I once got a fortune cookie that said, “Your past will foretll your future.” After reading this article by Jo Becker, Peter S. Goodman and Michael Powell in the New York Times, I’m convinced that Sarah Palin’s past as a mayor and a governor foretells what kind of leader she would be.
WASILLA, Alaska — Gov. Sarah Palin lives by the maxim that all politics is local, not to mention personal.
So when there was a vacancy at the top of the State Division of Agriculture, she appointed a high school classmate, Franci Havemeister, to the $95,000-a-year directorship. A former real estate agent, Ms. Havemeister cited her childhood love of cows as one of her qualifications for running the roughly $2 million agency.
Ms. Havemeister was one of at least five schoolmates Ms. Palin hired, often at salaries far exceeding their private sector wages.
When Ms. Palin had to cut her first state budget, she avoided the legion of frustrated legislators and mayors. Instead, she huddled with her budget director and her husband, Todd, an oil field worker who is not a state employee, and vetoed millions of dollars of legislative projects.
And four months ago, a Wasilla blogger, Sherry Whitstine, who chronicles the governor’s career with an astringent eye, answered her phone to hear an assistant to the governor on the line, she said.
“You should be ashamed!” Ivy Frye, the assistant, told her. “Stop blogging. Stop blogging right now!”
I’m also convinced that the past eight years of governing by the Bush administration — petty, vindictive, rife with cronyism, and infused with nothing beyond the craving to rule — are reflected here as well.
That’s not change we can believe in, Charlie.

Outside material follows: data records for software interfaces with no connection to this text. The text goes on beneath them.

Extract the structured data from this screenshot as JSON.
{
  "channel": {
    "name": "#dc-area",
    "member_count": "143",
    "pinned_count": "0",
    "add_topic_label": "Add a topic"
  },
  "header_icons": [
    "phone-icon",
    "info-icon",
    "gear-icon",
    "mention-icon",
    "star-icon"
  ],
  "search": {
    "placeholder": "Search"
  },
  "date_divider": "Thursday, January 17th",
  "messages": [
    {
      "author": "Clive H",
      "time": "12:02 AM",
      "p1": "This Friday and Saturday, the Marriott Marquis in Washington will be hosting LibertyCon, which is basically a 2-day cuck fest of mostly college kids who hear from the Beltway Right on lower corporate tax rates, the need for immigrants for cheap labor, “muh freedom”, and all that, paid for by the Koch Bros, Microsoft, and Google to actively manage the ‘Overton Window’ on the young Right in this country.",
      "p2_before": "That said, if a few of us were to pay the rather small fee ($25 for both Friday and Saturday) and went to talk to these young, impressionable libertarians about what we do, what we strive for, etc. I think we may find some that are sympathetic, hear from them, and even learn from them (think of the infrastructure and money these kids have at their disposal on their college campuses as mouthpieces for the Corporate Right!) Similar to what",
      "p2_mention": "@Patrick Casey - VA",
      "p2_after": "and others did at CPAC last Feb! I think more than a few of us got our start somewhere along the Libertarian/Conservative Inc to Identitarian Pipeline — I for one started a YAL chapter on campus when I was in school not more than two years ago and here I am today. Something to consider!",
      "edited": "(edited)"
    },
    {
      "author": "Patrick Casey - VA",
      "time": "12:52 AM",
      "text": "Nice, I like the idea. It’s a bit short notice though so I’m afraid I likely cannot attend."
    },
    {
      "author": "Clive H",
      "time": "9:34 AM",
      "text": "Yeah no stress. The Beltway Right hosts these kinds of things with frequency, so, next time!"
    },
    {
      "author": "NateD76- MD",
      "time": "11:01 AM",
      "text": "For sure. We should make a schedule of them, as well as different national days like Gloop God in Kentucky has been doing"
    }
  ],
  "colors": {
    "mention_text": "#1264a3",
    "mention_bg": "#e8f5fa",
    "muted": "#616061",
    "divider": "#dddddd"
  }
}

An afterthought: It makes you wonder if the McCain campaign did any sort of vetting of Ms. Palin’s record before they selected her. If they did not, it shows an amazing lack of judgment — or even curiosity — on their part. If they did, it demonstrates an amazing amount of cynicism that they could look over her history and still think that they could bamboozle the American public into thinking that she was fit for national office or that the electorate lacked the idle curiosity beyond her human interest stories — her family, her church, her hunting skills — to care about what kind of leader she would be if she was thrust onto the national stage. And that goes back to the initial concern I had when Gov. Palin was announced as the Republican nominee for vice president: what does this tell us about the judgment of John McCain?